Miss Shirley's Brings Decadent Breakfast To Downtown
In movies, people always seem to linger over breakfast. They sidle up to red leather and chrome stools for coffee and a newspaper in the local diner or share morning after lattes and muffins with tousled hair and shy grins in the corner cafe. No heart-healthy oatmeal or cereal on the run for these folks. No burnt bagels, jammy yogurt, or overripe bananas either. While breakfast at the new Miss Shirley's Café (750 E. Pratt St.,  528-5373) in the sunny southeast corner of the Constellation Energy building might not make you feel like a film character, it will certainly give you ample opportunity to eat like one.
As one of my dining companions pointed out, there are some restaurants that have only a couple things on the menu you'd want try. Miss Shirley's is not one of those places. You like eggs? You can have 'em poached, on a biscuit, with sausage gravy and chicken; deviled, with jumbo lump crabmeat; fried, in a sandwich, with fried green tomatoes and bacon; in an omelet, with andouille sausage or feta cheese and black olives or smoked salmon. Are you, like me, more of a carb hound? Try waffles or pancakes made with corn or buckwheat, baked with apples or dotted with chocolate, blueberries, or bananas. At Miss Shirley's French toast is an orgy of cream and mascarpone cheese, coconut, and more (!) bananas (sautéed this time), and oatmeal is never dreary, but gussied up with the likes of brown sugar, pecans, and heavy cream. Even yogurt gets transformed into a "breakfast banana split" with a sprinkle of house-made granola overtop a garnish of fresh fruit.
All of this doesn't come cheaply, and there are some who will complain, rightly, that a breakfast at Miss Shirley's is unusually expensive. But just as one ought not to eat scrapple or shredded potato and onion hash browns every day, one could carefully pick through Miss Shirley's offerings for less expensive and less extravagant options, like breakfast turkey sausage ($2.99) or a bagel with cream cheese ($2.99), though even those options aren't bargains.
But really, if you're out for breakfast, shouldn't you treat yourself, say with an order of sweet homestyle corn cakes ($3.99), so light they're almost frothy? (These same corn cakes take the place of an English muffin as the cushion for poached eggs napped in hollandaise sauce a la Benedict [$10.99], the most elegant of breakfasts.) Or order with abandon a cone of crispy sweet potato fries ($4.25), deep orange batons hot from the kitchen and served with a tangy mango ketchup and a creamy yellow citrus aioli? (The answer to both questions is yes.)
For those who can't decide, benne seed chicken 'n' waffles ($12.99) bridges the divide between breakfast and lunch (available after 11:30 a.m.), and though Miss Shirley's version is modified somewhat from its soul food origins, substituting boneless chicken breast pieces for wings and adding cheddar and green onion to the waffles, the result is still a savory comfort-food pleasure. The restaurant also updates the classic club sandwich with a Cape Cod version (market price) boasting layers of sliced lobster, avocado, and bacon, spread with Old Bay remoulade. It's a tasty combo, but if pressed, I'm not sure I would have identified the lobster, which gets overwhelmed by the fine bacon and Old Bay.

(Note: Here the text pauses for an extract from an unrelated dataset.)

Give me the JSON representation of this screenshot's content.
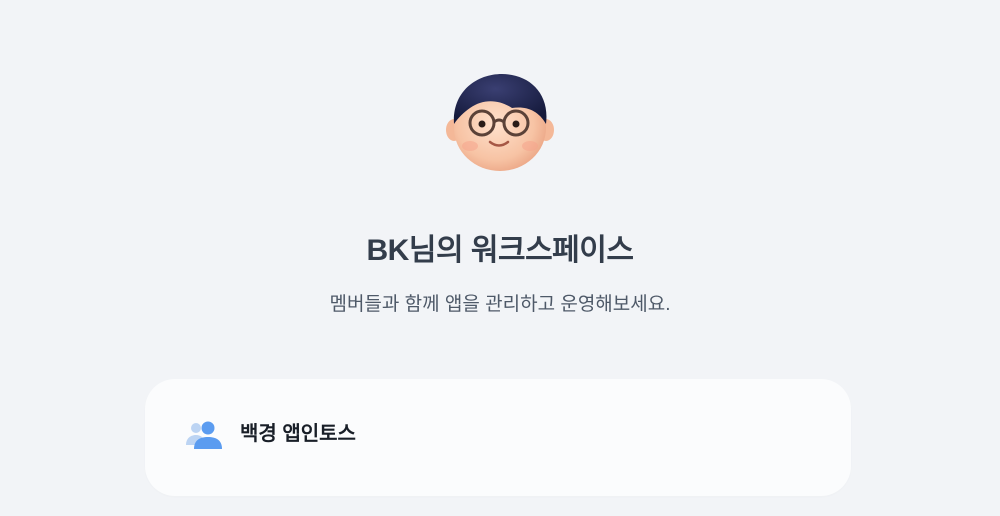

Only the Southern slammer ($7.99), fried green tomatoes, bacon, avocado, cheddar, and egg on pumpernickel, fell short. "I got the loser meal," the diner who ordered it lamented. The problem was greasiness, a result of too much butter, bacon, and fried egg. The mascarpone, cream, and chive-spiked savory grits ($4.99) ordered as a side, however, went a long way to make amends, as did the superb service handled by a veteran who kept cups full of warm drinks, offered welcome suggestions, and overall, let his customers set the pace of the meal.
Miss Shirley's downtown location mimics the same warm brown, red, and gold tones of the Alonso-ville location, but because the space is smaller, the whole room feels cozier, and two sides of wraparound windows fill the room with light. And while our server confided that the restaurant still wasn't too busy for weekday breakfast, by 1:00, the room was bustling with lunch business. I'm also betting that once the weather warms and the restaurant starts offering breakfast on the weekends (scheduled tentatively for April 2009), the place will be packed. It should be.